“I want to make one thing clear: we women in Lebanon are NOT victims. Our tenacity and resilience, which we have gained through our own process of self-empowerment, allow us to continue waging a battle against patriarchy, which exists across the world and in many different religious contexts.”
The NGOs signing below express their worry and extreme anger from the Personal Status Law decree project that counselor Abdallah El Baga, president of the Family Appeal Court, presented under title "number 25 January" for year 2011 to Prime Minister, Essam Sharaf. The project includes 7 articles, where El Baga demands in the first one, the cancellation of (El Khol'), and in the third article he demands that a mother's custody would end when the male child reaches 7 years old and female child reaches 10 years old. In article four he demands, that the father has sole educational guardianship and in case that the foster mother is inflicted she should go to court. In article five, he talks about enforcing wife obedience by coercive force in case that the wife doesn't object to the warning in time, or that a finale verdict has been issued in addition to the cessation of her alimony till she is back to obedience.
Ces derniers mois, des mères de famille de différents horizons, pour la plupart des femmes mariées, ont sollicité Liberté sur un sujet peu médiatisé, lié à leur droit de tutelle sur les enfants, mais qui semble les affecter sérieusement, voire les humilier. Comme les questions de ces femmes étaient très précises, nous avons jugé utile de nous rapprocher d’une avocate, Maître Nadia Aït Zaï, pour en savoir plus sur le thème, en relation avec les textes en vigueur, et pour tenter de répondre à certaines de leurs préoccupations.
The controversial Family Protection bill was dealt a blow at the Islamic parliament today as one of its articles outlining legal registration of "temporary marriages" was voted down. ILNA reports that Article 21 of the new bill failed to pass through the parliament with only 45 votes in favour of it. The article was one of the points women’s rights activists objected to in the so-called Family Protection bill.
BAHRAINI women are losing battles in court due to a lack of awareness of their rights, according to a leading social worker.
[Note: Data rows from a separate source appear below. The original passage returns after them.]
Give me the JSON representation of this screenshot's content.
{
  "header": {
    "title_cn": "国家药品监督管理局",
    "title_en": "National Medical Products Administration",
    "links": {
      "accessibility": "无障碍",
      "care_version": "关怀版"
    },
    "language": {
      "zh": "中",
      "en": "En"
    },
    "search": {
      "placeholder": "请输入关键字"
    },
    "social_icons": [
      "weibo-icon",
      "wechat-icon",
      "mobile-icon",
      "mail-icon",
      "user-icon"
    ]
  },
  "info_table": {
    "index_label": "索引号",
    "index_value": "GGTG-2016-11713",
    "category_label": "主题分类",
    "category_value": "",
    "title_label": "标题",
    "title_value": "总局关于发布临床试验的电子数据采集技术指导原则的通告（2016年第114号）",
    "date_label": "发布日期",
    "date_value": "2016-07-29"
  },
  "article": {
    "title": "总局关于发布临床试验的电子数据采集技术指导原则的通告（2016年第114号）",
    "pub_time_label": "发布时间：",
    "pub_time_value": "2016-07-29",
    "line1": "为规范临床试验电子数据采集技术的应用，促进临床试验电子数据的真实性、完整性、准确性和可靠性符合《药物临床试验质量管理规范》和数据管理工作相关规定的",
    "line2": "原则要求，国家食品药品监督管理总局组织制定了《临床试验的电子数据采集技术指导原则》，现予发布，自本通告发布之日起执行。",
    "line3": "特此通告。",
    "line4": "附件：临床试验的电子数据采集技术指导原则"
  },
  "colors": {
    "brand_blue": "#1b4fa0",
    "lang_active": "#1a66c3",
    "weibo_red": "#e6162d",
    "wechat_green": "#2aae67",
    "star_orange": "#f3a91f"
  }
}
Their ignorance about Sharia law often allows cases to be ruled in favour of their husbands, said Bahrain Women Union (BWU) family counsellor Hanan Abdulla. "Due to them not knowing the laws and legislation regarding family matters, they become hopeless in front judges at Sharia Courts," she said. "This leads them to lose their cases, even though they could have easily won if they were more aware of their rights." Ms Abdulla is trying to turn the situation around working at the BWU's legal department to give women advice and counselling on domestic cases.
The Protection Project at The Johns Hopkins University School of Advanced International Studies, in cooperation with the Alexandria University Faculty of Law in Alexandria, Egypt, will be hosting a conference on “Women’s Rights in Egypt and Arab States,” which will take place December 1 – 2, 2010 at the Helnan Palestine Hotel in Alexandria, Egypt. The conference will bring together professors of law, religion and social sciences and representatives from NGOs and other elements of civil society to discuss a broad array of topics related to the rights of women in the Arab world, including Islamic law, personal status and family laws, and labor and political rights, among others.
A national survey of the political, economic, social and legal status of women in Morocco released today by the International Foundation for Electoral Systems (IFES) and the Institute for Women’s Policy Research (IWPR) shows a mixed picture of women’s status in the region.